=== INFORMATION SUPPLIED ===

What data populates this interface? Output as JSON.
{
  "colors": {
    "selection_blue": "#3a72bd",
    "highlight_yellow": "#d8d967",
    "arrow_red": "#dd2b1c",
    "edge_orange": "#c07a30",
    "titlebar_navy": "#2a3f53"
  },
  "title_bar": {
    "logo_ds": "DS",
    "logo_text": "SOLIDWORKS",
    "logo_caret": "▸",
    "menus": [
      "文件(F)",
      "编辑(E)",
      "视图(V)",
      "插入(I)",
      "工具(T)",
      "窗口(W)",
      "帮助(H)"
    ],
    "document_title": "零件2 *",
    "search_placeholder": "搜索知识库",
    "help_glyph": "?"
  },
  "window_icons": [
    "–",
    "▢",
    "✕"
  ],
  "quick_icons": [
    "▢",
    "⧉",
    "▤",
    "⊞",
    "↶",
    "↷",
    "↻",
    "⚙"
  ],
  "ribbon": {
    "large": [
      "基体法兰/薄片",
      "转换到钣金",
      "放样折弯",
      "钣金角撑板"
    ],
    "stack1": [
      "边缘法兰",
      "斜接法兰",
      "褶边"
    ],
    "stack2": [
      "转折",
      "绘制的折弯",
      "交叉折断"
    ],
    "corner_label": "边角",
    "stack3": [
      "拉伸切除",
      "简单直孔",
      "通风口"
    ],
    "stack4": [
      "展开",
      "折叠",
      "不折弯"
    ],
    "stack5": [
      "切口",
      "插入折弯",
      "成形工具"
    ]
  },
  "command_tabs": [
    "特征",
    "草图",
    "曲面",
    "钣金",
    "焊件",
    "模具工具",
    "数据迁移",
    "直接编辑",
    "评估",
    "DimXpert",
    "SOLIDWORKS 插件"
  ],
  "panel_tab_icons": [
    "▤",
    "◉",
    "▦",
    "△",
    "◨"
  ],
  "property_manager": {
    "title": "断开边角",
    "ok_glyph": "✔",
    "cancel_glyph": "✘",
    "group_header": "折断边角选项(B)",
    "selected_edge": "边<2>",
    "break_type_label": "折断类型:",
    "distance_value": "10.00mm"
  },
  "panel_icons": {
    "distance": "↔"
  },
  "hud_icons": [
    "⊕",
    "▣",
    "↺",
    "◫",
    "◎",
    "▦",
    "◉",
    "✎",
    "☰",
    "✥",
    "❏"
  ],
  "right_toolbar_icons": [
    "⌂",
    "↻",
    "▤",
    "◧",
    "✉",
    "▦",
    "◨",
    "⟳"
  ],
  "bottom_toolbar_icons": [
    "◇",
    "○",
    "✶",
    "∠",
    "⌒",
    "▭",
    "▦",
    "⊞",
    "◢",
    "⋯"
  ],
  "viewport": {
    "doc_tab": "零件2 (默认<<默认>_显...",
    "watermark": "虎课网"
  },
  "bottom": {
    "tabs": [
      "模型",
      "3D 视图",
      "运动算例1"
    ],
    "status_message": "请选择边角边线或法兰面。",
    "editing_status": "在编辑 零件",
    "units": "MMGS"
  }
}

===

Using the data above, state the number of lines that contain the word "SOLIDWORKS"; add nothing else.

RESULT: 2